The eventual undoing of the Portuguese came with the rise of the powerful Omani Arabs, who united forces from the islands of Lamu and Pate to fight against the European power. Mombasa was ruled by powerful Omani families until it was declared a British protectorate in the late 19th Century.
The Mombasa Club was founded by the British in 1885, and built directly beside Fort Jesus. Today the club remains a functioning private club, commanding an impressive view of the harbour.

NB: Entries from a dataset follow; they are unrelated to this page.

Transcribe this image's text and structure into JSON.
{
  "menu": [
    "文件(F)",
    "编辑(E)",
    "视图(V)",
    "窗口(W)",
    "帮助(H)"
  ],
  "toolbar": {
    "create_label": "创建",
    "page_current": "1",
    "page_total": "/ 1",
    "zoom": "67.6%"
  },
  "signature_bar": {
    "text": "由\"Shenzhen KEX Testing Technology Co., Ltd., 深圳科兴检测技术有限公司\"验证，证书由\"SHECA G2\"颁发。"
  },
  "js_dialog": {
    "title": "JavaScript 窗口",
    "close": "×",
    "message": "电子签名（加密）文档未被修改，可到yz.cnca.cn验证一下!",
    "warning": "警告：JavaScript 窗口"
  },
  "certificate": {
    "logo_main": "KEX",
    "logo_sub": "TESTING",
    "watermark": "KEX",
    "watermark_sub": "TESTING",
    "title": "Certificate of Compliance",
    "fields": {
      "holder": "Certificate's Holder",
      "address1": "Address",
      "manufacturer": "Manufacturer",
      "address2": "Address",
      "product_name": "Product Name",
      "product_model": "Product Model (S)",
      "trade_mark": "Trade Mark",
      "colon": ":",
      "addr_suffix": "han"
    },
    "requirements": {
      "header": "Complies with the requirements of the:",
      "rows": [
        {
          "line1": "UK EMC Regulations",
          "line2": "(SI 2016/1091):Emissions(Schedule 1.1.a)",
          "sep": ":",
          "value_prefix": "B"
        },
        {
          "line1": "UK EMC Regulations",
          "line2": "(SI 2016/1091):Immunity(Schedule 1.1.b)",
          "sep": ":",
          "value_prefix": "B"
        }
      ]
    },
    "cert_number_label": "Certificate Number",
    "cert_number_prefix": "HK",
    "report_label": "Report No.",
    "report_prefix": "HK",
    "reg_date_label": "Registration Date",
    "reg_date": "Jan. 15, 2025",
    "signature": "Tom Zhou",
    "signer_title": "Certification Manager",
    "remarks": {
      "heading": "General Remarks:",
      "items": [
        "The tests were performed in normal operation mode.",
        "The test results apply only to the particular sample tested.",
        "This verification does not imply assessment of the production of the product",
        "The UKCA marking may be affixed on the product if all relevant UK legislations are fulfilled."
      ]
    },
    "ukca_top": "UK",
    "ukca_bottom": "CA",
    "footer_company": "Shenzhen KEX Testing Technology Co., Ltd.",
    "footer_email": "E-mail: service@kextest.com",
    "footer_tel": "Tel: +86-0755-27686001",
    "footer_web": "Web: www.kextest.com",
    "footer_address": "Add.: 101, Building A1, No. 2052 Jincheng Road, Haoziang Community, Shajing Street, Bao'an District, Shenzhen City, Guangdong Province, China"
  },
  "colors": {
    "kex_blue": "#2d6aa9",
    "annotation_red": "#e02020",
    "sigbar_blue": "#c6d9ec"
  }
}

The British were determined to claim their chunk of Africa, and saw that control of an East African protectorate would give them influential control of the Suez Canal to the North. The only way to control and administer East Africa was to link the coast to the Source of the Nile, and plans were laid to build a railroad from Mombasa to lake Victoria. Work began in Mombasa in 1896 on one of the most ambitious and dangerous railway projects in human history.
For the full history of the railway, see the Related Links above.
The railway was built by labourers imported from the British colony in India. The majority of these railway workers came from Gujarati in Northern India. The city still has a large Asian population, both Hindu and Muslim.
Mombasa is home to many fine temples and mosques. The oldest mosques in Mombasa are the Mandrhy founded in 1570 and the historic Dawoodi Bohra Mosque, built in 1902, standing near a clifftop with a view of the old harbour. There is also a beautiful Baluchi mosque, founded in 1875.
One of the most impressive buildings in Mombasa is the Shiva Temple near Jamhuri Park. The temple is topped with an impressive gold spire and a fantastic array of animals statuary.
One of the best ways to get some impression of Mombasa's long history and exotic modern culture is to simply walk the winding streets of the Old Town and explore this world of mosques, markets and mystery.
Mombasa is an important centre of modern Kenyan coastal and national culture. The city has an interesting music scene, and the clubs and bars of Mombasa are a good place to see live bands. This is also a good place to find Taarab bands and musicians, playing traditional Swahili music.
Each year, Mombasa celebrates it's great wealth of cultural resources with a Cultural Carnival. Held in November, the carnival is a good chance to see artists and musicians from all over Kenya. The highlight of the Carnival is a lively street parade with members of all of the city's many cultures and communities participating.